In the supporting cast, Geraldine Chaplin plays her own grandmother, struggling to raise her children amid poverty and insanity.
Anthony Hopkins plays a biographer whose interviews with Chaplin provide the movie's basic framework.
James Woods plays a lawyer who prosecutes Chaplin in a highly publicized paternity suit.
Kevin Kline has lowdown fun as Douglas Fairbanks, one of Chaplin's best friends. Marisa Tomei plays Mabel Normand, the silent-movie actress and director. Moira Kelly plays both Hetty Kelly, the first love of Chaplin's life, and Oona O'Neill, the last of his wives. Also on hand are Diane Lane as Paulette Goddard, Penelope Ann Miller as Edna Purviance, and Dan Aykroyd as silent-comedy innovator Mack Sennett.

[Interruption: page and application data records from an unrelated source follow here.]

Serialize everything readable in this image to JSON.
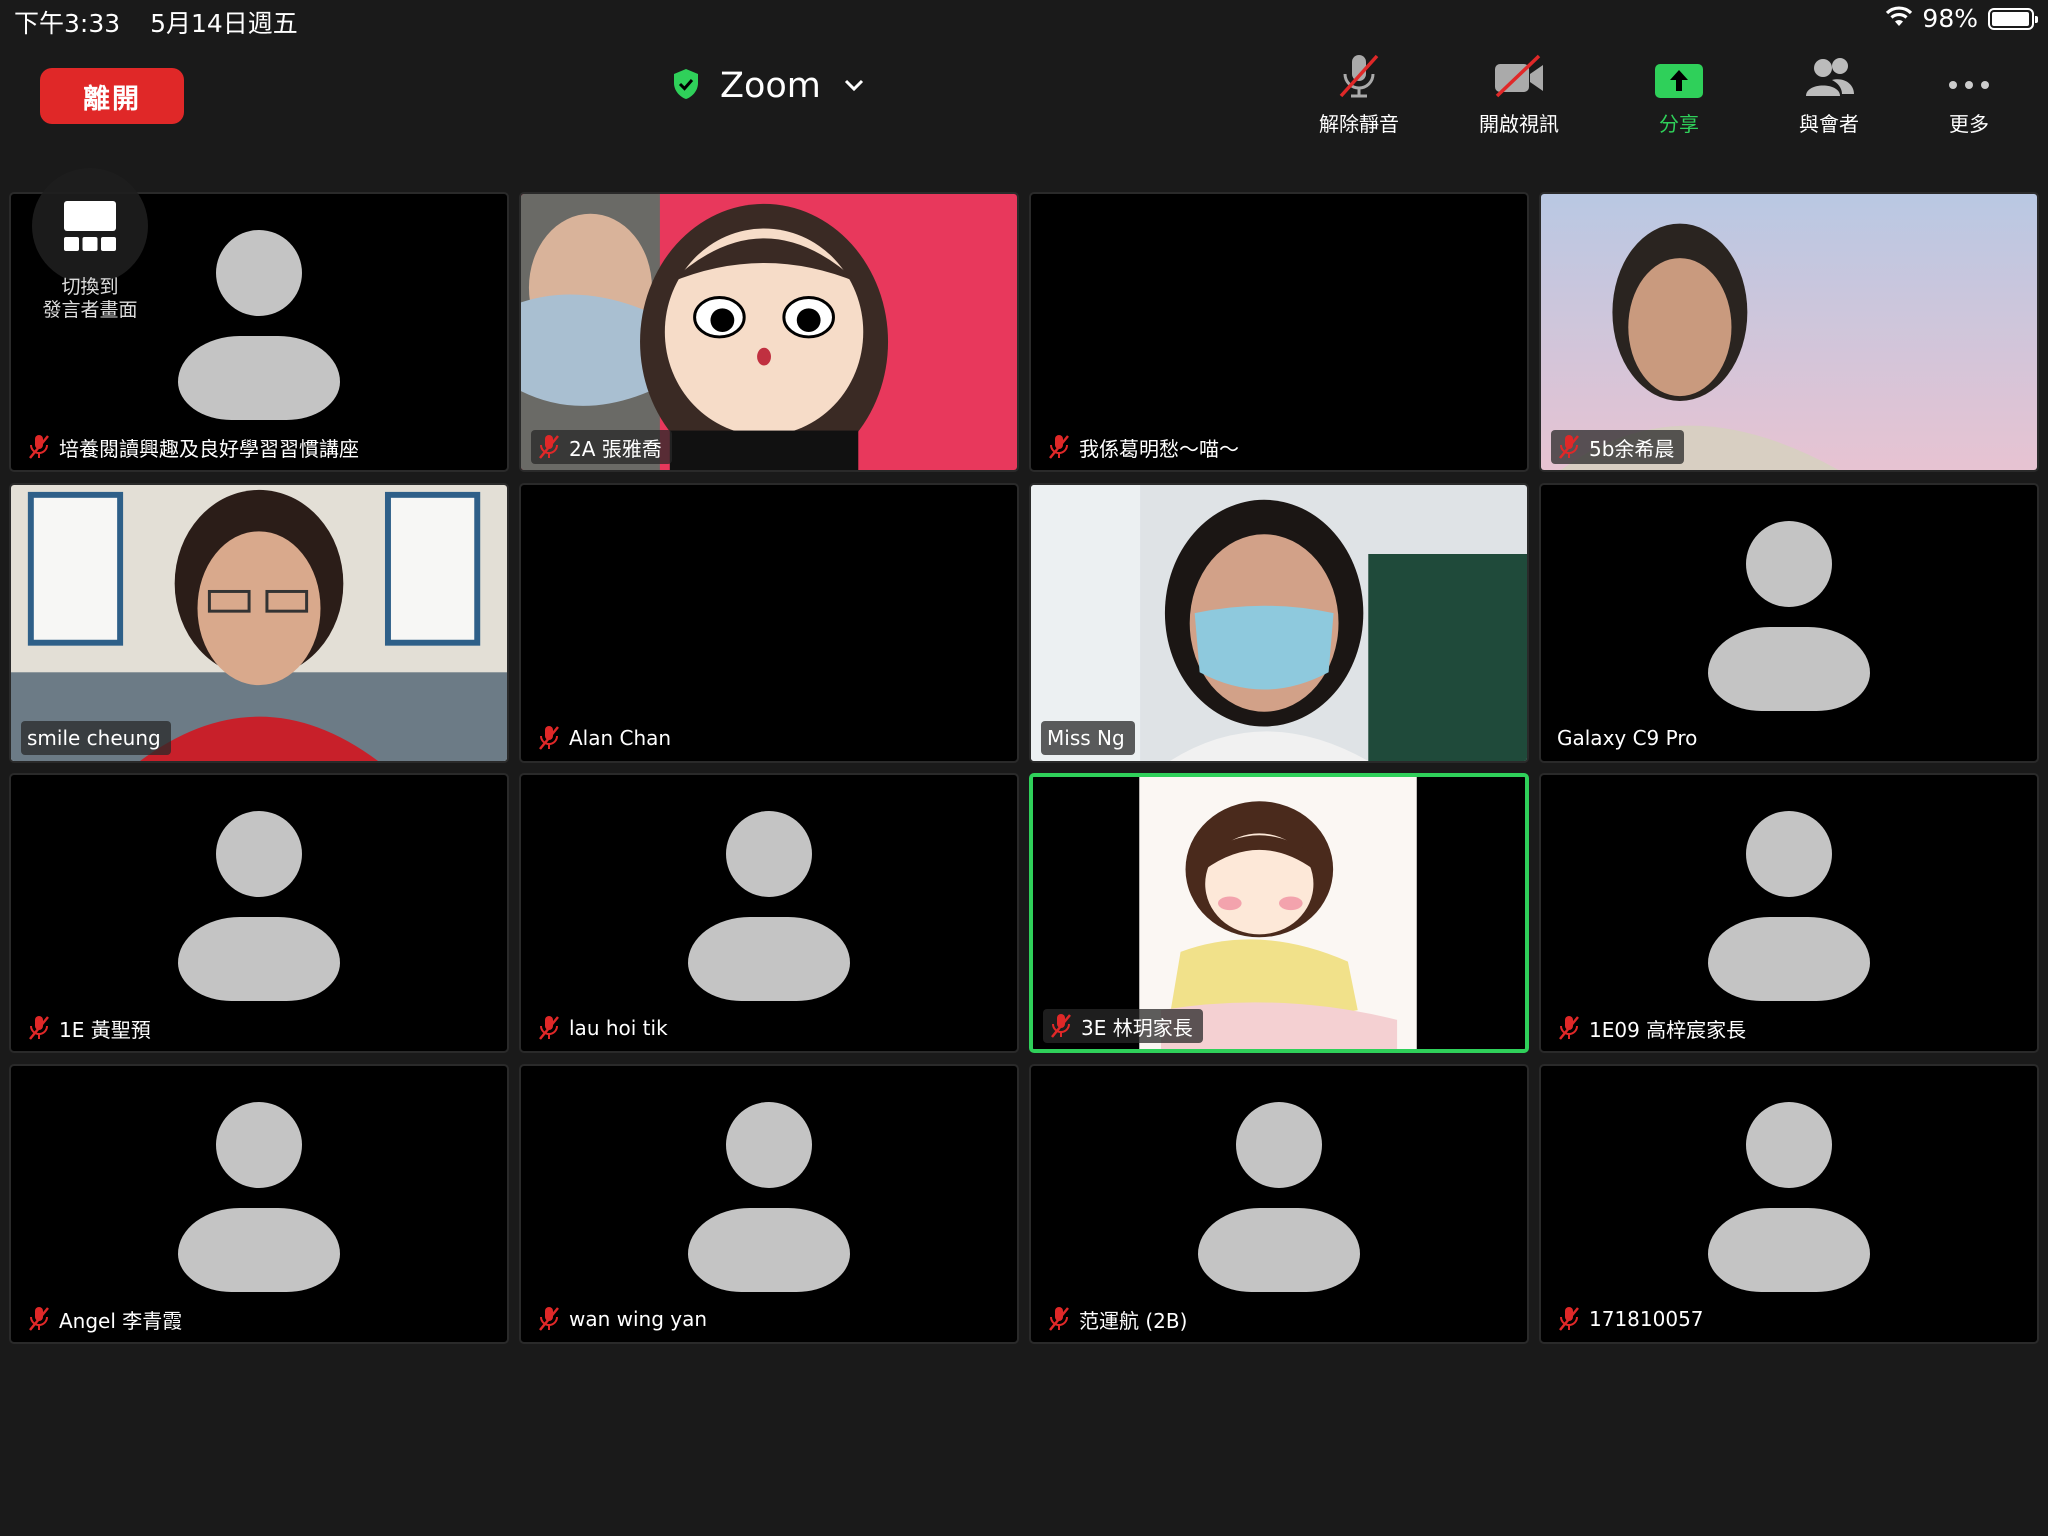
{
  "status_bar": {
    "time": "下午3:33",
    "date": "5月14日週五",
    "battery": "98%",
    "battery_level": 0.98
  },
  "header": {
    "leave_label": "離開",
    "meeting_title": "Zoom",
    "toolbar": {
      "unmute": "解除靜音",
      "start_video": "開啟視訊",
      "share": "分享",
      "participants": "與會者",
      "more": "更多"
    },
    "share_color": "#2fd05a",
    "leave_color": "#e02828"
  },
  "switch_view": {
    "label_line1": "切換到",
    "label_line2": "發言者畫面"
  },
  "participants": [
    {
      "name": "培養閱讀興趣及良好學習習慣講座",
      "muted": true,
      "video": "avatar"
    },
    {
      "name": "2A 張雅喬",
      "muted": true,
      "video": "cartoon-girl-with-man"
    },
    {
      "name": "我係葛明愁～喵～",
      "muted": true,
      "video": "black"
    },
    {
      "name": "5b余希晨",
      "muted": true,
      "video": "woman-sky"
    },
    {
      "name": "smile cheung",
      "muted": false,
      "video": "woman-room"
    },
    {
      "name": "Alan Chan",
      "muted": true,
      "video": "black"
    },
    {
      "name": "Miss Ng",
      "muted": false,
      "video": "woman-mask-classroom"
    },
    {
      "name": "Galaxy C9 Pro",
      "muted": false,
      "video": "avatar"
    },
    {
      "name": "1E 黃聖預",
      "muted": true,
      "video": "avatar"
    },
    {
      "name": "lau hoi tik",
      "muted": true,
      "video": "avatar"
    },
    {
      "name": "3E 林玥家長",
      "muted": true,
      "video": "cartoon-girl-drawing",
      "active_speaker": true
    },
    {
      "name": "1E09 高梓宸家長",
      "muted": true,
      "video": "avatar"
    },
    {
      "name": "Angel 李青霞",
      "muted": true,
      "video": "avatar"
    },
    {
      "name": "wan wing yan",
      "muted": true,
      "video": "avatar"
    },
    {
      "name": "范運航 (2B)",
      "muted": true,
      "video": "avatar"
    },
    {
      "name": "171810057",
      "muted": true,
      "video": "avatar"
    }
  ]
}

That's plenty of attractive folks to watch, but the movie doesn't let any of them do very much. They arrive on-screen, play their little part in Chaplin's life, and promptly vanish again, never allowing us to get tangled in their feelings or interested in their affairs.
The only character we have a long-lasting relationship with is Chaplin himself, and even the talented Mr. Downey can't carry all the movie's emotional weight on his shoulders alone. Along with Attenborough's rather clockwork directing style, this lack of fully rounded characterizations is a chief reason for the film's failure to make its subject as compelling as one would have expected.
"Chaplin" was written by William Boyd, Bryan Forbes, and William Goldman - three veteran screenwriters with lots of experience behind them - from a story by Diana Hawkins based on David Robinson's biography of Chaplin and the star's own autobiography. Perhaps the efforts of so many writers collided with each other and played an additional part in depriving the movie of emotional momentum. The cinematography is by Swedish master Sven Nykvist, and Stuart Craig designed the elaborate production. Along with composer John Barry, film editor Anne V. Coates, and the rest of the crew, they have done their jobs capably. But their efforts don't add up to a brilliance worthy of the Chaplin legacy.
* "Chaplin" is rated PG-13 for nudity and vulgar language; there is also discussion of sexual matters and other adult content.